### WHAT TO PRODUCE
Your answer is a copy of every line in the records where "description" appears.

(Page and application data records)
____

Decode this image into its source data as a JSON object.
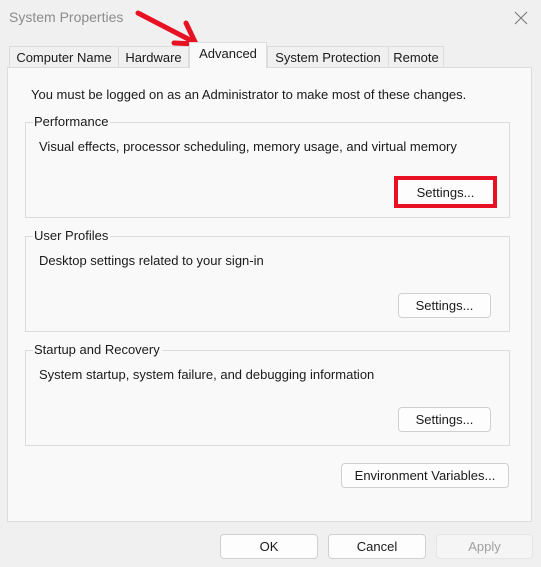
{
  "window": {
    "title": "System Properties",
    "close_icon": "close-icon"
  },
  "annotation": {
    "arrow_color": "#e81123",
    "highlight_color": "#e81123",
    "arrow_target": "Advanced"
  },
  "tabs": [
    {
      "label": "Computer Name",
      "active": false
    },
    {
      "label": "Hardware",
      "active": false
    },
    {
      "label": "Advanced",
      "active": true
    },
    {
      "label": "System Protection",
      "active": false
    },
    {
      "label": "Remote",
      "active": false
    }
  ],
  "advanced": {
    "notice": "You must be logged on as an Administrator to make most of these changes.",
    "groups": [
      {
        "label": "Performance",
        "description": "Visual effects, processor scheduling, memory usage, and virtual memory",
        "button": "Settings...",
        "highlighted": true
      },
      {
        "label": "User Profiles",
        "description": "Desktop settings related to your sign-in",
        "button": "Settings...",
        "highlighted": false
      },
      {
        "label": "Startup and Recovery",
        "description": "System startup, system failure, and debugging information",
        "button": "Settings...",
        "highlighted": false
      }
    ],
    "env_button": "Environment Variables..."
  },
  "footer": {
    "ok": "OK",
    "cancel": "Cancel",
    "apply": "Apply",
    "apply_enabled": false
  }
}
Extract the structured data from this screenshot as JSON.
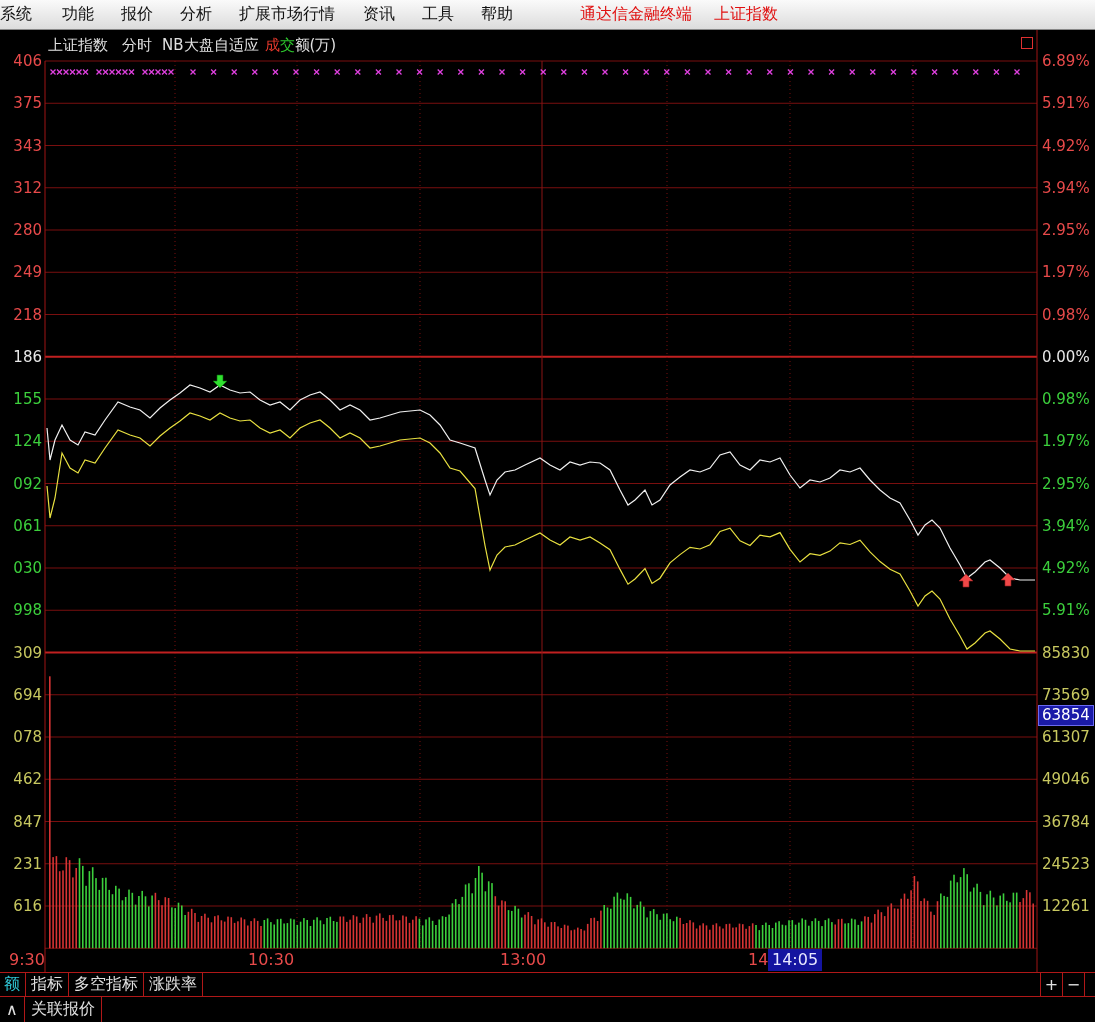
{
  "menu": [
    "系统",
    "功能",
    "报价",
    "分析",
    "扩展市场行情",
    "资讯",
    "工具",
    "帮助"
  ],
  "title": {
    "app": "通达信金融终端",
    "symbol": "上证指数"
  },
  "chart_header": {
    "symbol": "上证指数",
    "period": "分时",
    "indicator": "NB大盘自适应",
    "volume_label": [
      {
        "text": "成",
        "color": "#e8392d"
      },
      {
        "text": "交",
        "color": "#2ec82e"
      },
      {
        "text": "额(万)",
        "color": "#e0e0e0"
      }
    ]
  },
  "left_axis": [
    {
      "label": "406",
      "kind": "up"
    },
    {
      "label": "375",
      "kind": "up"
    },
    {
      "label": "343",
      "kind": "up"
    },
    {
      "label": "312",
      "kind": "up"
    },
    {
      "label": "280",
      "kind": "up"
    },
    {
      "label": "249",
      "kind": "up"
    },
    {
      "label": "218",
      "kind": "up"
    },
    {
      "label": "186",
      "kind": "flat"
    },
    {
      "label": "155",
      "kind": "down"
    },
    {
      "label": "124",
      "kind": "down"
    },
    {
      "label": "092",
      "kind": "down"
    },
    {
      "label": "061",
      "kind": "down"
    },
    {
      "label": "030",
      "kind": "down"
    },
    {
      "label": "998",
      "kind": "down"
    },
    {
      "label": "309",
      "kind": "volume"
    },
    {
      "label": "694",
      "kind": "volume"
    },
    {
      "label": "078",
      "kind": "volume"
    },
    {
      "label": "462",
      "kind": "volume"
    },
    {
      "label": "847",
      "kind": "volume"
    },
    {
      "label": "231",
      "kind": "volume"
    },
    {
      "label": "616",
      "kind": "volume"
    }
  ],
  "right_axis": [
    {
      "label": "6.89%",
      "kind": "up"
    },
    {
      "label": "5.91%",
      "kind": "up"
    },
    {
      "label": "4.92%",
      "kind": "up"
    },
    {
      "label": "3.94%",
      "kind": "up"
    },
    {
      "label": "2.95%",
      "kind": "up"
    },
    {
      "label": "1.97%",
      "kind": "up"
    },
    {
      "label": "0.98%",
      "kind": "up"
    },
    {
      "label": "0.00%",
      "kind": "flat"
    },
    {
      "label": "0.98%",
      "kind": "down"
    },
    {
      "label": "1.97%",
      "kind": "down"
    },
    {
      "label": "2.95%",
      "kind": "down"
    },
    {
      "label": "3.94%",
      "kind": "down"
    },
    {
      "label": "4.92%",
      "kind": "down"
    },
    {
      "label": "5.91%",
      "kind": "down"
    },
    {
      "label": "85830",
      "kind": "volume"
    },
    {
      "label": "73569",
      "kind": "volume"
    },
    {
      "label": "61307",
      "kind": "volume"
    },
    {
      "label": "49046",
      "kind": "volume"
    },
    {
      "label": "36784",
      "kind": "volume"
    },
    {
      "label": "24523",
      "kind": "volume"
    },
    {
      "label": "12261",
      "kind": "volume"
    }
  ],
  "cursor": {
    "value": "63854",
    "time": "14:05"
  },
  "time_axis": [
    "9:30",
    "10:30",
    "13:00",
    "14"
  ],
  "tabs": [
    {
      "label": "额",
      "selected": true
    },
    {
      "label": "指标",
      "selected": false
    },
    {
      "label": "多空指标",
      "selected": false
    },
    {
      "label": "涨跌率",
      "selected": false
    }
  ],
  "zoom_buttons": [
    "+",
    "−"
  ],
  "bottom": {
    "toggle": "∧",
    "link": "关联报价"
  }
}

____

### EXERCISE OUTPUT
        "description": "Visual effects, processor scheduling, memory usage, and virtual memory",
        "description": "Desktop settings related to your sign-in",
        "description": "System startup, system failure, and debugging information",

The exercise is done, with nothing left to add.